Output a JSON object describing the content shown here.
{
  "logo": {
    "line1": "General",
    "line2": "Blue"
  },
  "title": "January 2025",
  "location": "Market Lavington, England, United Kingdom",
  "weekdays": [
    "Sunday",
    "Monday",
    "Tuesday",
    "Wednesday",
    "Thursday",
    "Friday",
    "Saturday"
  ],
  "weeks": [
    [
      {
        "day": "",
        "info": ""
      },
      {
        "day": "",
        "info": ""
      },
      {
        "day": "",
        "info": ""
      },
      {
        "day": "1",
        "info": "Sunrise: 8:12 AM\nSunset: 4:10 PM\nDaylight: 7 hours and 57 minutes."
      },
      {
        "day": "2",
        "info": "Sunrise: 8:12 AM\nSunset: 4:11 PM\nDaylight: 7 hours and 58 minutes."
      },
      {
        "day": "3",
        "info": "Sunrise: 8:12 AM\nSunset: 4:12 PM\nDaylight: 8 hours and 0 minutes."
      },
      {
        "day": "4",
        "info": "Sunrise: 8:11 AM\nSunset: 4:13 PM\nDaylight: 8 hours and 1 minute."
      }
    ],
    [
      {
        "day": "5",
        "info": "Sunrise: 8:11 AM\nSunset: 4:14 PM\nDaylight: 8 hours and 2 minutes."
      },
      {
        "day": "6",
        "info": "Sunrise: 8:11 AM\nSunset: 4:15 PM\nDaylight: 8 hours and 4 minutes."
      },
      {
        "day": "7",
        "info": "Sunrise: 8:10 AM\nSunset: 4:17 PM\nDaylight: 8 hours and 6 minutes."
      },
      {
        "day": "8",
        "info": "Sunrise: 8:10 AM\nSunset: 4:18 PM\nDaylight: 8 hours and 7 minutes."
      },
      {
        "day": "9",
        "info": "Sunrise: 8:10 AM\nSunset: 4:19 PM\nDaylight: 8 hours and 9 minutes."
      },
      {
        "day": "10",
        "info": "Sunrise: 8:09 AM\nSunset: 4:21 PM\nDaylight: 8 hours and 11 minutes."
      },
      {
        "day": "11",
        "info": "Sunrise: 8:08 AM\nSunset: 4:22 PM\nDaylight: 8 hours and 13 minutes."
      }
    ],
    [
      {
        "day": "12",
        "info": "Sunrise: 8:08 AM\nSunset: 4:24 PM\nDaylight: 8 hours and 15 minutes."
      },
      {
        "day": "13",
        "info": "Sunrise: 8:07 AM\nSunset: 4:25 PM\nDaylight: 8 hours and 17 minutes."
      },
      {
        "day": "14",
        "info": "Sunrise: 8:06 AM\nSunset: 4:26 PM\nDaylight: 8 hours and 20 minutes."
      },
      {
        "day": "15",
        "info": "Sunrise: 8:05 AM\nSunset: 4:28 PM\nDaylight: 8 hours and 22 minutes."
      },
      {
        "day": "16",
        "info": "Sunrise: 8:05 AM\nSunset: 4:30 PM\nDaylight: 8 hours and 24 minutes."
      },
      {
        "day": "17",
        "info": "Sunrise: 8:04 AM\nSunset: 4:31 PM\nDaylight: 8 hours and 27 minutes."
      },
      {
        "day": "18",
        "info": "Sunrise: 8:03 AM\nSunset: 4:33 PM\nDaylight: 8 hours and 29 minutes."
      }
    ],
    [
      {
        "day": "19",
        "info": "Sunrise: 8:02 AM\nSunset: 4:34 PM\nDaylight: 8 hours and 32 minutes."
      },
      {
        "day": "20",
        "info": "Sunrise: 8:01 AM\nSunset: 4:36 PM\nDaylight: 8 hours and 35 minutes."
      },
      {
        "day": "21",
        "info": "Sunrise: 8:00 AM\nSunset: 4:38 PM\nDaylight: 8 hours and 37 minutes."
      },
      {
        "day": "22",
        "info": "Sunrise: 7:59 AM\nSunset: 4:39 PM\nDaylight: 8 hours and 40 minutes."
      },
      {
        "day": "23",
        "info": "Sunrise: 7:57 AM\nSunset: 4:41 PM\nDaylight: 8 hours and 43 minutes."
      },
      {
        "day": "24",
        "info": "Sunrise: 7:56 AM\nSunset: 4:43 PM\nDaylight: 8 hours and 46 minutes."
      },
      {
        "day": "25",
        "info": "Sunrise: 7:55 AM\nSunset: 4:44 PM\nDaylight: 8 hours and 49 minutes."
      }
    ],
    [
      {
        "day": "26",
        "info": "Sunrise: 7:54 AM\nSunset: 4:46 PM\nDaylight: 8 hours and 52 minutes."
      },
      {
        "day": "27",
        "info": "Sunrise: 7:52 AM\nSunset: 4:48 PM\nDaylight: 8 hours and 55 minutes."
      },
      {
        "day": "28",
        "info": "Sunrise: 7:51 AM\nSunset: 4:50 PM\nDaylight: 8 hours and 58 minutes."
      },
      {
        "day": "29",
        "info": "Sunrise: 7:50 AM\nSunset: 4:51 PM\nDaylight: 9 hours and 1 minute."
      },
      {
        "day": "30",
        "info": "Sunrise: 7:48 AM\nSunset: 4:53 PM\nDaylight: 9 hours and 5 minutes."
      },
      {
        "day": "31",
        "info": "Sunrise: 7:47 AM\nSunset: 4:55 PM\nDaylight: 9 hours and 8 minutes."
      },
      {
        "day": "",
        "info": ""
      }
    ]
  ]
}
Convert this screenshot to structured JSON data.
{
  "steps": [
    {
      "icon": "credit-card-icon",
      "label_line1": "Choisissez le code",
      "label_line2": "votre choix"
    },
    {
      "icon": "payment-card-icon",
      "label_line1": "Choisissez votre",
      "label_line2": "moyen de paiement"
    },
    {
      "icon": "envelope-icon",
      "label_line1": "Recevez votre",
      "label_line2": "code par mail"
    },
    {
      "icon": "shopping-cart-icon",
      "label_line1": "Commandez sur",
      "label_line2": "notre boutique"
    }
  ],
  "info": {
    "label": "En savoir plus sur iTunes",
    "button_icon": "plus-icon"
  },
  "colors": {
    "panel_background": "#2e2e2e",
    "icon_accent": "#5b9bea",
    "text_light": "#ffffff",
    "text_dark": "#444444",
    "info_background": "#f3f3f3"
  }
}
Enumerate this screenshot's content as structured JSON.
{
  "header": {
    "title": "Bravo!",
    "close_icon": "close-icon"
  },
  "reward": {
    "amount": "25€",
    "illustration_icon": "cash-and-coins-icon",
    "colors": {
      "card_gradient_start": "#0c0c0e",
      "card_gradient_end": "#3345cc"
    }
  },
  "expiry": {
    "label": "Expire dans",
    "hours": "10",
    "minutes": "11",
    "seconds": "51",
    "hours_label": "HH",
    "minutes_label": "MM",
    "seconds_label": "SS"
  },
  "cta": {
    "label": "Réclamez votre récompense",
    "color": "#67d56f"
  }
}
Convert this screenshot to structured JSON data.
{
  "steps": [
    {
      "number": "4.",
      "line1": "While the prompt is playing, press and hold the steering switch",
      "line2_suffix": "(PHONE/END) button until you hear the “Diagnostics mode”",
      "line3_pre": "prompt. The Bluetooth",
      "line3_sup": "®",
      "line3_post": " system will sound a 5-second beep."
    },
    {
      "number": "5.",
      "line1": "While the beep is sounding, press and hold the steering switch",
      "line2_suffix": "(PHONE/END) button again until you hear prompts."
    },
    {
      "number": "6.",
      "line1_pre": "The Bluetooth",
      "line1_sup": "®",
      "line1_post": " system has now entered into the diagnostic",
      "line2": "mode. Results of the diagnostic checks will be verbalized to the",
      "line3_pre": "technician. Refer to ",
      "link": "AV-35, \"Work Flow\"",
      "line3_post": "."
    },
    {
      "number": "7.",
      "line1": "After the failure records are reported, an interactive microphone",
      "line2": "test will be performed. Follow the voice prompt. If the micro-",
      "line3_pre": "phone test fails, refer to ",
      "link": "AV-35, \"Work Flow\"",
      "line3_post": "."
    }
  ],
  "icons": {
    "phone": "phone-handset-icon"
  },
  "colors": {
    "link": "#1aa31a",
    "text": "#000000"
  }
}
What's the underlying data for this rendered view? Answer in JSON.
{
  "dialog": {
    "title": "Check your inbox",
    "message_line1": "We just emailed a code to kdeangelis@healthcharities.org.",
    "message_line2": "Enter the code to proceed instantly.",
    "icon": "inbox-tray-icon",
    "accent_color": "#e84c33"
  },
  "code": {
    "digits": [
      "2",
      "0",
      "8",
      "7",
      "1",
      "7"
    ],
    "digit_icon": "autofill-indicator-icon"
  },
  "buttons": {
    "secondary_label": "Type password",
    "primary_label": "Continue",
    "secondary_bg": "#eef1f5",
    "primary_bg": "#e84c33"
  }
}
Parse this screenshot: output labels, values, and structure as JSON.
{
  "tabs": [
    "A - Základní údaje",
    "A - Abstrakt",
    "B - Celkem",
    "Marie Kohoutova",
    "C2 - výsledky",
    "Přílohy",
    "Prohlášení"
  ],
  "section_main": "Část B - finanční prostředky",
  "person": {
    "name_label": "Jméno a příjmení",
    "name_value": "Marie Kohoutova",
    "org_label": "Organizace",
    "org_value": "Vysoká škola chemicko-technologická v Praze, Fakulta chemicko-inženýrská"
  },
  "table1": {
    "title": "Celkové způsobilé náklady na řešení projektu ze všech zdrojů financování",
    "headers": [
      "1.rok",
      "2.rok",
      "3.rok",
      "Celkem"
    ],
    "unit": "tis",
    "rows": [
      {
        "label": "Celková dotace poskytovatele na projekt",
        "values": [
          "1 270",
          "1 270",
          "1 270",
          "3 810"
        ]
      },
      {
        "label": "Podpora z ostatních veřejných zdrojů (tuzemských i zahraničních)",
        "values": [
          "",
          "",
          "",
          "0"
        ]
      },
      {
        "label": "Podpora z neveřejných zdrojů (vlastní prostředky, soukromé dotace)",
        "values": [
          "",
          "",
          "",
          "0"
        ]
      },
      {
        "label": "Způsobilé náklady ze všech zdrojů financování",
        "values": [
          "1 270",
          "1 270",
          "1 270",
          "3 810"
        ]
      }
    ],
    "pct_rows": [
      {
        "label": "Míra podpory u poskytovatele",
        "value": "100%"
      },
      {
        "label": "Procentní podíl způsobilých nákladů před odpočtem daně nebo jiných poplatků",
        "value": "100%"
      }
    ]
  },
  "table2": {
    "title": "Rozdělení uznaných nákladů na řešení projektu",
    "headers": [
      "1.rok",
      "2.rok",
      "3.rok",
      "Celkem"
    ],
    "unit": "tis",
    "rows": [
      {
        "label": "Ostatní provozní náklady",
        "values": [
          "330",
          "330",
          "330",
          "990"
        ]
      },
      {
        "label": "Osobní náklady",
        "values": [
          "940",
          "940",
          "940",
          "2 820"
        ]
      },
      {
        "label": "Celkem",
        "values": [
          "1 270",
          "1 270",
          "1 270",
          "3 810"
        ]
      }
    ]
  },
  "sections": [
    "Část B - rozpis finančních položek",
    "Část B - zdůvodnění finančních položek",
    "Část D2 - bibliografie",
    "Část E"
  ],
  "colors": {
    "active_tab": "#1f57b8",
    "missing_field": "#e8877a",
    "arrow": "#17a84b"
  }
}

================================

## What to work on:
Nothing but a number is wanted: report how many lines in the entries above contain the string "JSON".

## Response to the task:
6